CHOC is one of a select number of pediatric facilities nationwide to have been ranked today as a best children’s hospital by U.S. News & World Report.
The following CHOC specialties ...
CHOC is one of only 50 pediatric facilities in the nation to earn recognition as a best children’s hospital by U.S. News & World Report.
The American Association of Critical-Care Nurses (AACN) recently conferred a gold-level Beacon Award for Excellence in the pediatric intensive care unit (PICU) at CHOC Hospital. This is the third time ...
Although a thyroid test is conducted during newborn screenings in California, symptoms of endocrine disorders may not appear until closer to puberty. The endocrinology team at CHOC is regionally recognized for patient care and provides comprehensive diagnoses and treatments for endocrine disorders.
In this episode of CHOC Radio, Sandy Preasmyer, a nurse practitioner on CHOC’s Endocrinology team, discusses:
- Warning signs parents can look for that may reflect a possible thyroid issue
- The most common thyroid problems in kids, and how CHOC’s endocrinology specialists treat them
- How CHOC’s endocrinology specialty programs enhance quality of life for patients
Hear more from Sandy in this podcast.
CHOC Radio theme music by Pat Jacobs.
Sometimes, deciding to take a child to the emergency department (ED) isn’t a clear-cut choice for parents.
In podcast No. 46, Amy Waunch, a trauma program manager at the Julia and George Argyros Emergency Department, helps clarify this question.
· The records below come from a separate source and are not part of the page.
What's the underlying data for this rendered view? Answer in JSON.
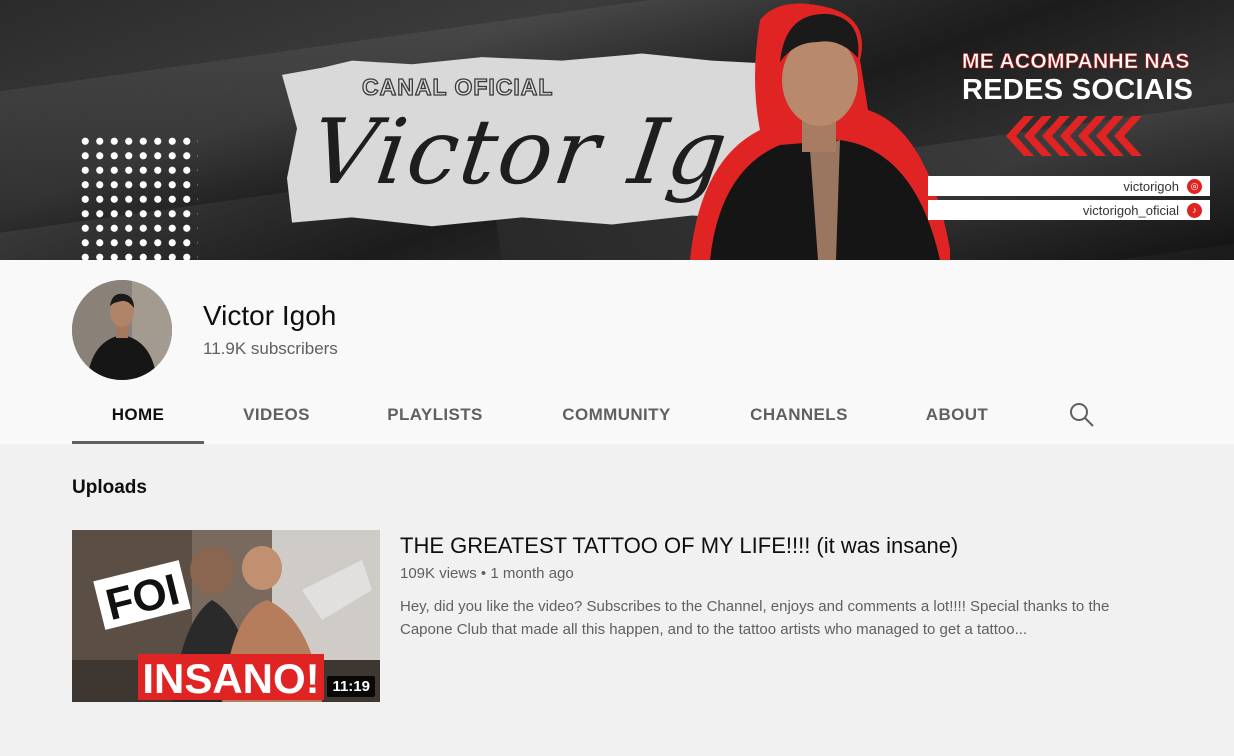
{
  "banner": {
    "canal_label": "CANAL OFICIAL",
    "script_name": "Victor Igoh",
    "cta_line1": "ME ACOMPANHE NAS",
    "cta_line2": "REDES SOCIAIS",
    "socials": [
      {
        "handle": "victorigoh",
        "icon": "instagram-icon"
      },
      {
        "handle": "victorigoh_oficial",
        "icon": "tiktok-icon"
      }
    ],
    "accent_color": "#e02424"
  },
  "channel": {
    "name": "Victor Igoh",
    "subscribers": "11.9K subscribers"
  },
  "tabs": [
    {
      "label": "HOME",
      "active": true
    },
    {
      "label": "VIDEOS"
    },
    {
      "label": "PLAYLISTS"
    },
    {
      "label": "COMMUNITY"
    },
    {
      "label": "CHANNELS"
    },
    {
      "label": "ABOUT"
    }
  ],
  "search_icon": "search-icon",
  "uploads": {
    "title": "Uploads",
    "video": {
      "title": "THE GREATEST TATTOO OF MY LIFE!!!! (it was insane)",
      "views": "109K views",
      "separator": "•",
      "age": "1 month ago",
      "description": "Hey, did you like the video? Subscribes to the Channel, enjoys and comments a lot!!!! Special thanks to the Capone Club that made all this happen, and to the tattoo artists who managed to get a tattoo...",
      "duration": "11:19",
      "thumb_text_top": "FOI",
      "thumb_text_bottom": "INSANO!"
    }
  }
}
When considering an ED trip, Amy says parents should look for the ABCDs: an airway blockage; noisy high-pitched breathing; circulation problems, such as blood loss and extreme dehydration; or sudden disability, such as seizures or loss of consciousness.
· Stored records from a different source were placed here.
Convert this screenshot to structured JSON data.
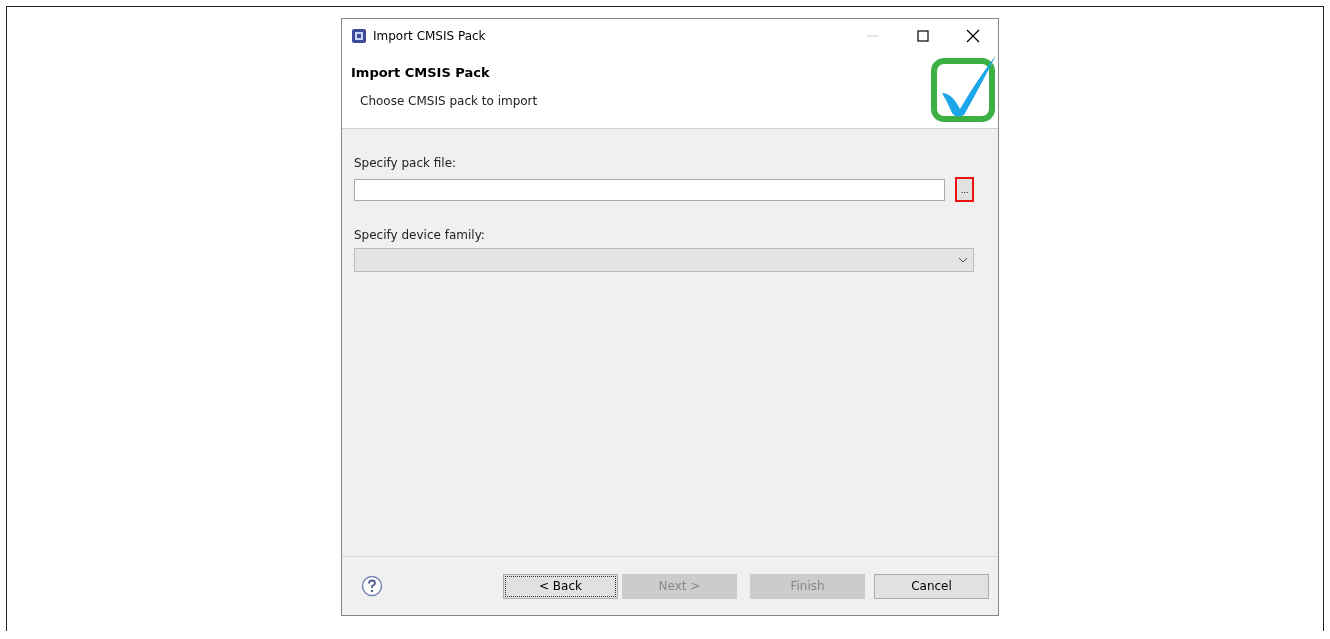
{
  "window": {
    "title": "Import CMSIS Pack",
    "controls": [
      {
        "kind": "minimize",
        "disabled": true
      },
      {
        "kind": "maximize",
        "disabled": false
      },
      {
        "kind": "close",
        "disabled": false
      }
    ]
  },
  "header": {
    "title": "Import CMSIS Pack",
    "subtitle": "Choose CMSIS pack to import"
  },
  "pack_file": {
    "label": "Specify pack file:",
    "browse": "...",
    "browse_highlighted": true
  },
  "device_family": {
    "label": "Specify device family:",
    "disabled": true
  },
  "buttons": [
    {
      "label": "< Back",
      "disabled": false,
      "focused": true
    },
    {
      "label": "Next >",
      "disabled": true,
      "focused": false
    },
    {
      "label": "Finish",
      "disabled": true,
      "focused": false
    },
    {
      "label": "Cancel",
      "disabled": false,
      "focused": false
    }
  ]
}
Listen to the podcast to learn more about the ABCD concept, as well as other elements of an ED visit:
- common reasons for an ED trip;
- what ailments can wait until the pediatrician’s office opens;
- what to expect at the ED; and
- what to bring to the ED – and what to leave at home.
Children with feeding tubes traditionally receive their nutrients from commercial formulas. Recently, dietitians at CHOC have begun working with families who prefer to feed their children blenderized tube feedings (BTF), which are real foods that are blended into a consistency similar to formula.
In this episode of CHOC Radio, registered dietitian Katherine Bennett explains:
- The reasons families and dietitians are choosing blenderized meals over formulas
- Concerns to keep in mind when preparing blenderized tube feedings, including food safety and how to balance the nutrients that a child needs
- How CHOC supports families who are interested in trying this method for their children.
Hear more from Katherine in this podcast.
CHOC Radio theme music by Pat Jacobs.